The child justice legal framework and situation of minors in conflict with the law in Viet Nam
The UN Convention on the Rights of the Child (CRC), which was ratified by Viet Nam in 1990, requires State Parties to promote the establishment of laws, procedures, authorities, and institutions specifically applicable to children in conflict with the law. The system must ensure that the treatment of the child is based on respect for his or her dignity and self-esteem, suitable for each child’s age and maturity, and facilitate their successful community reintegration.
The establishment of such a system requires State Parties to continuously review their legal and policy system on child justice, the current situation of MICWL prevention, handling, rehabilitation, and community reintegration, identify compatibilities and incompatibilities with the CRC, and other international standards on child justice.
With support from UNICEF, in 2005 the Report on the Situation Analysis of Child Justice in Viet Nam and Evaluation of the Contemporary Child Justice System was developed and published by the Legal Research Institute, MOJ (hereinafter, 2005 Child Justice SITAN). Analysing the minor offender situation for the period of 2000-2005 and legal and policy system on child justice, the report offers effective recommendations for law and policy reform and implementation within the field. Until now, this is the only report that provides a comprehensive analysis of the situation of MICWL and related laws and policies. Other studies only focus on specific thematic issues in prevention and handling of MICWL (see Appendix III).

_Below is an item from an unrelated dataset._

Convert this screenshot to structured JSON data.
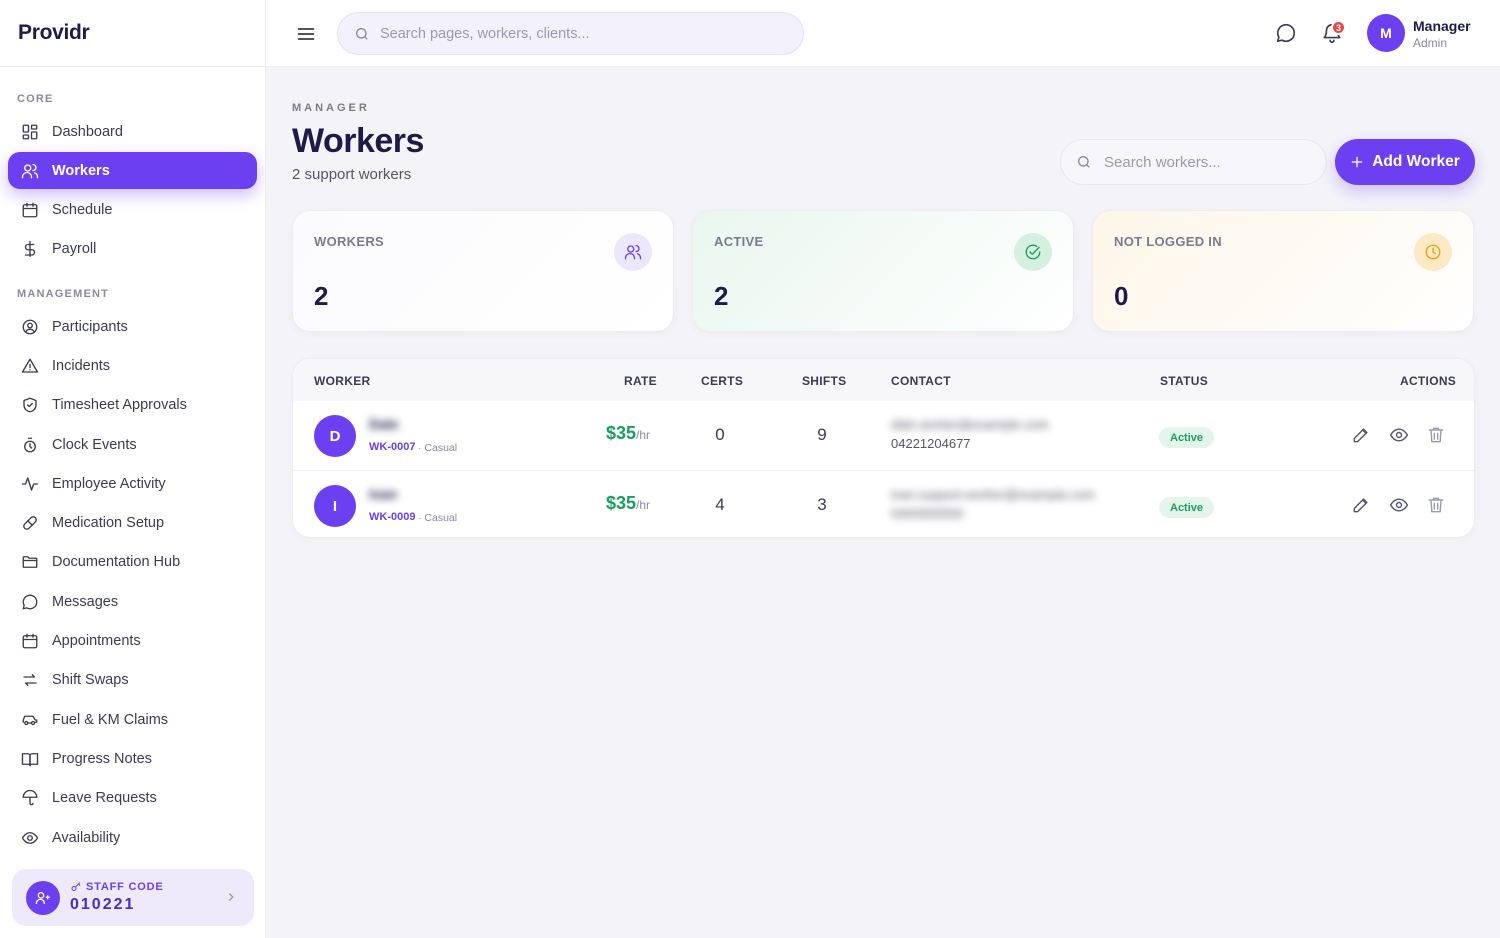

Nearly 15 years after the report’s delivery, Viet Nam has undertaken remarkable efforts to improve protection, care, and education of minors. The hard work has given rise to several outstanding achievements, including the improved MICWL situation. Annual reports reveal a downward trend in the number of cases and MICWL in recent years. Nonetheless, media and several forums continue to raise concerns that the number of offences committed by minors, young offenders tend to be younger, cases where minors’ gathering and causing public disorder has increased in both quantity and level severity in several localities, especially those of a particularly serious nature.